Epstein successfully demonstrates the reciprocal nature of both Eminent Domain and the Public Trust Doctrine. The reason why both legal concepts parallel each other is the fact they are at their core interpretations of property rights. Both provide a framework for the conditions under which property can be transferred from one party to another. One describing the contingencies under which private property can be transferred for public use. The other presenting the conditions under which public property can be alienated for the use of a private party. If we are to hold property rights in high esteem both are subject to the conditions of the Takings Clause.  Unfortunately, both concepts wavered in front of protecting property rights. Proponents of a liberated form of the Public Trust Doctrine have no problem utilizing its amorphous nature to circle property rights to achieve environmental objectives. Theorists such as Sax show little concern for this erosion of property rights. Anything even remotely of a Classical Liberal disposition can be nothing but horrified by the diminished regard for private property in the American legal system.  In terms of the property being misappropriated to satisfy environmental objectives, it is easy to point to Sax being the linchpin for this decades-long trend.

It is not fair or intellectually honest to point all of the blame on Sax, technically the unfettered application of the doctrine began back in the nineteenth century.  Formulating from the seminal case Illinois Central R. Co. v. Illinois, 146 U.S. 387 (1892) considered by many to layout the rubric for the modern American interpretation of the doctrine. However, legal scholars such as Richard J. Lazarus point out that there was a precipitous change in the interpretation of the legal doctrine in the years following the 1970s (p.3). Displaying that there was a radical shift in the jurisprudence surrounding the doctrine that happened to coincide not only with the insights of Sax but also with the nascent period of the Environmental movement. Surmising that the environmental movement hastened the development of the doctrine isn’t at all outlandish. Especially considering it has traditionally been utilized as a legal construct to manage public waterways. Shedding some light on why property rights and environmentalism have historically been at odds. Truly prudent environmentalism manifests itself in sound resource usage and allocation. This can only take place in a world where property rights are enforced. Not nullified through arbitrary and tilted interpretations of legal traditions. Particularly ones that have never even been fully fleshed out in statutory law that take on capricious attributes. Merely shift due to a change on the whim of social trends.

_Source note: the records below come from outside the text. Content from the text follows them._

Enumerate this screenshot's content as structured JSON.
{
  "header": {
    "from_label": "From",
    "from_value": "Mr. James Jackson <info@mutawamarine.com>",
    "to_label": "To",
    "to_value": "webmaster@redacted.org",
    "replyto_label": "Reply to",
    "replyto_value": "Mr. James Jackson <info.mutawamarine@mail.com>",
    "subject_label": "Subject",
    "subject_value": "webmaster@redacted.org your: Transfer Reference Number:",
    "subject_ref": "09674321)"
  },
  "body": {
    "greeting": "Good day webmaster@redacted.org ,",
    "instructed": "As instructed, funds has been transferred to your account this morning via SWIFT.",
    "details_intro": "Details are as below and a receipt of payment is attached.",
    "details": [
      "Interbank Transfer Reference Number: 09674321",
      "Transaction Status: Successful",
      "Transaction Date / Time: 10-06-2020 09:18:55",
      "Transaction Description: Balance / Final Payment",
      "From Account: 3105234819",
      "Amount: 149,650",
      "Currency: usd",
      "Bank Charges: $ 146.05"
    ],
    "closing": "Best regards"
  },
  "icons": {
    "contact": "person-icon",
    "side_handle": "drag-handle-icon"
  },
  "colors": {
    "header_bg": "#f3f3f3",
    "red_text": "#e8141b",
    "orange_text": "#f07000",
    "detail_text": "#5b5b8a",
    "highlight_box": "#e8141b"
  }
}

If good resource management aligns itself with good economic policy, why couldn’t more market-friendly approaches to environmental problems be proposed as a compromise? At the very least devise compromises that respect the ownership of private property. One such compromise could entail a theoretical statutory codification of the Public Trust Doctrine. This would mandate compensation regardless of conditions under which land is transferred by the state. While the author is not completely comfortable with the idea of formal written law, this would be a pragmatic solution for two reasons. First off, it would operate as a formal constraint against loose interpretations of the Public Trust Doctrine. Second, it would demand compensation to those who were experience damages by the transfer of a property. Through a formal revision, not only can the doctrine be constrained to its original purpose it also will serve as a safeguard against unjust takings.